** Dataset extract follows **

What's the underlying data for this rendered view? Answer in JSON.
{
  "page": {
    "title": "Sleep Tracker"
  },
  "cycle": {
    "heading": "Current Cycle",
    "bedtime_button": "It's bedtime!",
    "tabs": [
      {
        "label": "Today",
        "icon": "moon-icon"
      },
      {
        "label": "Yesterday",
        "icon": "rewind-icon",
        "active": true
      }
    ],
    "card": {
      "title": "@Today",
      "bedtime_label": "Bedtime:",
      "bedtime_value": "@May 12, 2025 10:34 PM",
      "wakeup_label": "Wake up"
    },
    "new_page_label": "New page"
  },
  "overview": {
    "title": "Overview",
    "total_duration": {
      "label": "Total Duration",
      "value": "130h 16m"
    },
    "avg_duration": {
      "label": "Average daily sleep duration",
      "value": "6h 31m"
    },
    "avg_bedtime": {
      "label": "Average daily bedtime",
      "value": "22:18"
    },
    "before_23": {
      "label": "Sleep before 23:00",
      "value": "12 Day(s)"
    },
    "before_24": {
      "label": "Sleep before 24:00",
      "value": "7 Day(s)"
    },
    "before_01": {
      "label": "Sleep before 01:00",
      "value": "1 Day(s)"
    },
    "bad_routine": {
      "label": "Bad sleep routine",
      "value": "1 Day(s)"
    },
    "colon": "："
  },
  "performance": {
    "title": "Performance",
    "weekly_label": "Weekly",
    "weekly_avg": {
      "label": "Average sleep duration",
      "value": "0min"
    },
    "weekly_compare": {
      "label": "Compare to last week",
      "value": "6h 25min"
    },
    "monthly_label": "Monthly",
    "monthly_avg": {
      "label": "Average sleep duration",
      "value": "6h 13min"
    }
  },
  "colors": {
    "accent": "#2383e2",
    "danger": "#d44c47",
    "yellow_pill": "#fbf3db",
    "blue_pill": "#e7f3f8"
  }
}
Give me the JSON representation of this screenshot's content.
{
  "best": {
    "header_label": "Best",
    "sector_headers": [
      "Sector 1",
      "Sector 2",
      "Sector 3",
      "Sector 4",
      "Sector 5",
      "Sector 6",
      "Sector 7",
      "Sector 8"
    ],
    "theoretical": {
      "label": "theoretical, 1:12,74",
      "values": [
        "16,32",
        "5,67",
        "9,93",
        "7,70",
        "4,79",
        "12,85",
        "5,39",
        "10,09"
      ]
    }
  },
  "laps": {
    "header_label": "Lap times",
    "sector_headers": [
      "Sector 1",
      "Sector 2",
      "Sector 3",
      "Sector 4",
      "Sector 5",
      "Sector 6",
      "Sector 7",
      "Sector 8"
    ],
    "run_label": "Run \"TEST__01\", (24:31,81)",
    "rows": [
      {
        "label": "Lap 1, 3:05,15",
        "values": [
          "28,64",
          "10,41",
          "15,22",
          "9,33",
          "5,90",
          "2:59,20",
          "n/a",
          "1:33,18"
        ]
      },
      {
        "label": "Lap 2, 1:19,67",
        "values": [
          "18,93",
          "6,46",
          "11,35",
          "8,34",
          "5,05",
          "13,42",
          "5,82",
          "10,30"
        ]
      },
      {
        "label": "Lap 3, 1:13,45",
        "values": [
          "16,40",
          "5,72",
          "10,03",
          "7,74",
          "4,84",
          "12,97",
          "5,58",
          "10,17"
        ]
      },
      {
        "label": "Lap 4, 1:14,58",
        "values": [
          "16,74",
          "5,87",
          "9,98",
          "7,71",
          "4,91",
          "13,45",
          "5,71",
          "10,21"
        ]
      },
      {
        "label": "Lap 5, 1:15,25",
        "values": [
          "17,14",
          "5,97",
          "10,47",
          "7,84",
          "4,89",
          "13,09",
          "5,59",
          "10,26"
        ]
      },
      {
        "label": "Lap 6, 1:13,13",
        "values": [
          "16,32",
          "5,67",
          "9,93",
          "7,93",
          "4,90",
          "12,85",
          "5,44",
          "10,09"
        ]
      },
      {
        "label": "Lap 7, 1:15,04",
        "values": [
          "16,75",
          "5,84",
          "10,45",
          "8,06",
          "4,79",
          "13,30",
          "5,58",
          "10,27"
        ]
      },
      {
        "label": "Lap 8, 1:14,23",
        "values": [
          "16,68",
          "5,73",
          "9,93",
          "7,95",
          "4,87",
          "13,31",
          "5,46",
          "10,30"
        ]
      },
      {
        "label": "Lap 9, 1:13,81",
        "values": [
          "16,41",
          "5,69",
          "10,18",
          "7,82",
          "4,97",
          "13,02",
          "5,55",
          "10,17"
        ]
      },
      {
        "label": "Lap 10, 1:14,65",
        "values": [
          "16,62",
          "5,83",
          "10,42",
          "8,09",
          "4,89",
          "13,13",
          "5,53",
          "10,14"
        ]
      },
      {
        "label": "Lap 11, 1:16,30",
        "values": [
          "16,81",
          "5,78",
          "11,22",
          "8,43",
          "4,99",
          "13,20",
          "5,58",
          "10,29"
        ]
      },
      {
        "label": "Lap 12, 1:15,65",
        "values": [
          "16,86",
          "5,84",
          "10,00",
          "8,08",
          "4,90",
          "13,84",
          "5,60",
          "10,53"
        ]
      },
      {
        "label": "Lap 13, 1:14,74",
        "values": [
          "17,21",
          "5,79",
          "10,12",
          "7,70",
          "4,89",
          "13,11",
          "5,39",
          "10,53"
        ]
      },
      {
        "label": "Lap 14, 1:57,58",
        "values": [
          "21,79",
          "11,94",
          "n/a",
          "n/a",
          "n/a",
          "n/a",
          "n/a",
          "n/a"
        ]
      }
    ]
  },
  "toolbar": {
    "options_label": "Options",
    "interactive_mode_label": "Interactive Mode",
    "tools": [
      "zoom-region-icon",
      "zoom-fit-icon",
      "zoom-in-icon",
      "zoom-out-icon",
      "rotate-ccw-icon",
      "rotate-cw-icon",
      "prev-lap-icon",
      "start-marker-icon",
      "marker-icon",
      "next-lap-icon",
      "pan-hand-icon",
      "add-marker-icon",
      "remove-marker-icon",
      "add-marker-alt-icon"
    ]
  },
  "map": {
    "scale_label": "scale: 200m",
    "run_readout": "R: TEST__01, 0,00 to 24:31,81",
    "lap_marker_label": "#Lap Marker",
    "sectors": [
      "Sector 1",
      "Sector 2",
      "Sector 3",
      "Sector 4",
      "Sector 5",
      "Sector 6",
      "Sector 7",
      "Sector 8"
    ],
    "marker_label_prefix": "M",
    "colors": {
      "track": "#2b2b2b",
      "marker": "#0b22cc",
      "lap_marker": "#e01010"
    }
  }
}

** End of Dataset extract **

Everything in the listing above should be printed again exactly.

What's the underlying data for this rendered view? Answer in JSON.
{
  "page": {
    "title": "Sleep Tracker"
  },
  "cycle": {
    "heading": "Current Cycle",
    "bedtime_button": "It's bedtime!",
    "tabs": [
      {
        "label": "Today",
        "icon": "moon-icon"
      },
      {
        "label": "Yesterday",
        "icon": "rewind-icon",
        "active": true
      }
    ],
    "card": {
      "title": "@Today",
      "bedtime_label": "Bedtime:",
      "bedtime_value": "@May 12, 2025 10:34 PM",
      "wakeup_label": "Wake up"
    },
    "new_page_label": "New page"
  },
  "overview": {
    "title": "Overview",
    "total_duration": {
      "label": "Total Duration",
      "value": "130h 16m"
    },
    "avg_duration": {
      "label": "Average daily sleep duration",
      "value": "6h 31m"
    },
    "avg_bedtime": {
      "label": "Average daily bedtime",
      "value": "22:18"
    },
    "before_23": {
      "label": "Sleep before 23:00",
      "value": "12 Day(s)"
    },
    "before_24": {
      "label": "Sleep before 24:00",
      "value": "7 Day(s)"
    },
    "before_01": {
      "label": "Sleep before 01:00",
      "value": "1 Day(s)"
    },
    "bad_routine": {
      "label": "Bad sleep routine",
      "value": "1 Day(s)"
    },
    "colon": "："
  },
  "performance": {
    "title": "Performance",
    "weekly_label": "Weekly",
    "weekly_avg": {
      "label": "Average sleep duration",
      "value": "0min"
    },
    "weekly_compare": {
      "label": "Compare to last week",
      "value": "6h 25min"
    },
    "monthly_label": "Monthly",
    "monthly_avg": {
      "label": "Average sleep duration",
      "value": "6h 13min"
    }
  },
  "colors": {
    "accent": "#2383e2",
    "danger": "#d44c47",
    "yellow_pill": "#fbf3db",
    "blue_pill": "#e7f3f8"
  }
}
Give me the JSON representation of this screenshot's content.
{
  "best": {
    "header_label": "Best",
    "sector_headers": [
      "Sector 1",
      "Sector 2",
      "Sector 3",
      "Sector 4",
      "Sector 5",
      "Sector 6",
      "Sector 7",
      "Sector 8"
    ],
    "theoretical": {
      "label": "theoretical, 1:12,74",
      "values": [
        "16,32",
        "5,67",
        "9,93",
        "7,70",
        "4,79",
        "12,85",
        "5,39",
        "10,09"
      ]
    }
  },
  "laps": {
    "header_label": "Lap times",
    "sector_headers": [
      "Sector 1",
      "Sector 2",
      "Sector 3",
      "Sector 4",
      "Sector 5",
      "Sector 6",
      "Sector 7",
      "Sector 8"
    ],
    "run_label": "Run \"TEST__01\", (24:31,81)",
    "rows": [
      {
        "label": "Lap 1, 3:05,15",
        "values": [
          "28,64",
          "10,41",
          "15,22",
          "9,33",
          "5,90",
          "2:59,20",
          "n/a",
          "1:33,18"
        ]
      },
      {
        "label": "Lap 2, 1:19,67",
        "values": [
          "18,93",
          "6,46",
          "11,35",
          "8,34",
          "5,05",
          "13,42",
          "5,82",
          "10,30"
        ]
      },
      {
        "label": "Lap 3, 1:13,45",
        "values": [
          "16,40",
          "5,72",
          "10,03",
          "7,74",
          "4,84",
          "12,97",
          "5,58",
          "10,17"
        ]
      },
      {
        "label": "Lap 4, 1:14,58",
        "values": [
          "16,74",
          "5,87",
          "9,98",
          "7,71",
          "4,91",
          "13,45",
          "5,71",
          "10,21"
        ]
      },
      {
        "label": "Lap 5, 1:15,25",
        "values": [
          "17,14",
          "5,97",
          "10,47",
          "7,84",
          "4,89",
          "13,09",
          "5,59",
          "10,26"
        ]
      },
      {
        "label": "Lap 6, 1:13,13",
        "values": [
          "16,32",
          "5,67",
          "9,93",
          "7,93",
          "4,90",
          "12,85",
          "5,44",
          "10,09"
        ]
      },
      {
        "label": "Lap 7, 1:15,04",
        "values": [
          "16,75",
          "5,84",
          "10,45",
          "8,06",
          "4,79",
          "13,30",
          "5,58",
          "10,27"
        ]
      },
      {
        "label": "Lap 8, 1:14,23",
        "values": [
          "16,68",
          "5,73",
          "9,93",
          "7,95",
          "4,87",
          "13,31",
          "5,46",
          "10,30"
        ]
      },
      {
        "label": "Lap 9, 1:13,81",
        "values": [
          "16,41",
          "5,69",
          "10,18",
          "7,82",
          "4,97",
          "13,02",
          "5,55",
          "10,17"
        ]
      },
      {
        "label": "Lap 10, 1:14,65",
        "values": [
          "16,62",
          "5,83",
          "10,42",
          "8,09",
          "4,89",
          "13,13",
          "5,53",
          "10,14"
        ]
      },
      {
        "label": "Lap 11, 1:16,30",
        "values": [
          "16,81",
          "5,78",
          "11,22",
          "8,43",
          "4,99",
          "13,20",
          "5,58",
          "10,29"
        ]
      },
      {
        "label": "Lap 12, 1:15,65",
        "values": [
          "16,86",
          "5,84",
          "10,00",
          "8,08",
          "4,90",
          "13,84",
          "5,60",
          "10,53"
        ]
      },
      {
        "label": "Lap 13, 1:14,74",
        "values": [
          "17,21",
          "5,79",
          "10,12",
          "7,70",
          "4,89",
          "13,11",
          "5,39",
          "10,53"
        ]
      },
      {
        "label": "Lap 14, 1:57,58",
        "values": [
          "21,79",
          "11,94",
          "n/a",
          "n/a",
          "n/a",
          "n/a",
          "n/a",
          "n/a"
        ]
      }
    ]
  },
  "toolbar": {
    "options_label": "Options",
    "interactive_mode_label": "Interactive Mode",
    "tools": [
      "zoom-region-icon",
      "zoom-fit-icon",
      "zoom-in-icon",
      "zoom-out-icon",
      "rotate-ccw-icon",
      "rotate-cw-icon",
      "prev-lap-icon",
      "start-marker-icon",
      "marker-icon",
      "next-lap-icon",
      "pan-hand-icon",
      "add-marker-icon",
      "remove-marker-icon",
      "add-marker-alt-icon"
    ]
  },
  "map": {
    "scale_label": "scale: 200m",
    "run_readout": "R: TEST__01, 0,00 to 24:31,81",
    "lap_marker_label": "#Lap Marker",
    "sectors": [
      "Sector 1",
      "Sector 2",
      "Sector 3",
      "Sector 4",
      "Sector 5",
      "Sector 6",
      "Sector 7",
      "Sector 8"
    ],
    "marker_label_prefix": "M",
    "colors": {
      "track": "#2b2b2b",
      "marker": "#0b22cc",
      "lap_marker": "#e01010"
    }
  }
}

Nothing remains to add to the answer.